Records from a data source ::
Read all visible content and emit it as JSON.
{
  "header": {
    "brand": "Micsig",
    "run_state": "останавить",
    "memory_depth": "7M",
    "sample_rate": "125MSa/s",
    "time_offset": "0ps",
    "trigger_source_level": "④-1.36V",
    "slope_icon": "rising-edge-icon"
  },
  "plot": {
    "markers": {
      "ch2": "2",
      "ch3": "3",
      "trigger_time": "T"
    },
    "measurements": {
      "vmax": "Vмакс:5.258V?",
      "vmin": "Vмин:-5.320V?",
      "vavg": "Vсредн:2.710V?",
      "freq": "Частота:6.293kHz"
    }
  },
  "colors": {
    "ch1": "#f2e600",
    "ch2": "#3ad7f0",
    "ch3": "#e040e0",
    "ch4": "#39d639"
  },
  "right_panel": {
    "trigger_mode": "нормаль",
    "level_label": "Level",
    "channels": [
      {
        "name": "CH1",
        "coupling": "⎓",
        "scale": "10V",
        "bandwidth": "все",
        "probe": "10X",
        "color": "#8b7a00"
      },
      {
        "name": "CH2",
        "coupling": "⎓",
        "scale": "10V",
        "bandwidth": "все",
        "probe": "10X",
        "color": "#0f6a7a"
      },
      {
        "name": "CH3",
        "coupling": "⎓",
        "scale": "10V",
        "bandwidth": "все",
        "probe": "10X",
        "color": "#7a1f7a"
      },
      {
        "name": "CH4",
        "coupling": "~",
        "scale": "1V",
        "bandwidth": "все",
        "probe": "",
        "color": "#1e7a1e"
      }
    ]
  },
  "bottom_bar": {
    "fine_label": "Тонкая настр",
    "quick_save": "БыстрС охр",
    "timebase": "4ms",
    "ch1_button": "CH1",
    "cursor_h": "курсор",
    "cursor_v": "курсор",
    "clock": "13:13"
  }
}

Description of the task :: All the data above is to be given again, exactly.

Response area ::
Read all visible content and emit it as JSON.
{
  "header": {
    "brand": "Micsig",
    "run_state": "останавить",
    "memory_depth": "7M",
    "sample_rate": "125MSa/s",
    "time_offset": "0ps",
    "trigger_source_level": "④-1.36V",
    "slope_icon": "rising-edge-icon"
  },
  "plot": {
    "markers": {
      "ch2": "2",
      "ch3": "3",
      "trigger_time": "T"
    },
    "measurements": {
      "vmax": "Vмакс:5.258V?",
      "vmin": "Vмин:-5.320V?",
      "vavg": "Vсредн:2.710V?",
      "freq": "Частота:6.293kHz"
    }
  },
  "colors": {
    "ch1": "#f2e600",
    "ch2": "#3ad7f0",
    "ch3": "#e040e0",
    "ch4": "#39d639"
  },
  "right_panel": {
    "trigger_mode": "нормаль",
    "level_label": "Level",
    "channels": [
      {
        "name": "CH1",
        "coupling": "⎓",
        "scale": "10V",
        "bandwidth": "все",
        "probe": "10X",
        "color": "#8b7a00"
      },
      {
        "name": "CH2",
        "coupling": "⎓",
        "scale": "10V",
        "bandwidth": "все",
        "probe": "10X",
        "color": "#0f6a7a"
      },
      {
        "name": "CH3",
        "coupling": "⎓",
        "scale": "10V",
        "bandwidth": "все",
        "probe": "10X",
        "color": "#7a1f7a"
      },
      {
        "name": "CH4",
        "coupling": "~",
        "scale": "1V",
        "bandwidth": "все",
        "probe": "",
        "color": "#1e7a1e"
      }
    ]
  },
  "bottom_bar": {
    "fine_label": "Тонкая настр",
    "quick_save": "БыстрС охр",
    "timebase": "4ms",
    "ch1_button": "CH1",
    "cursor_h": "курсор",
    "cursor_v": "курсор",
    "clock": "13:13"
  }
}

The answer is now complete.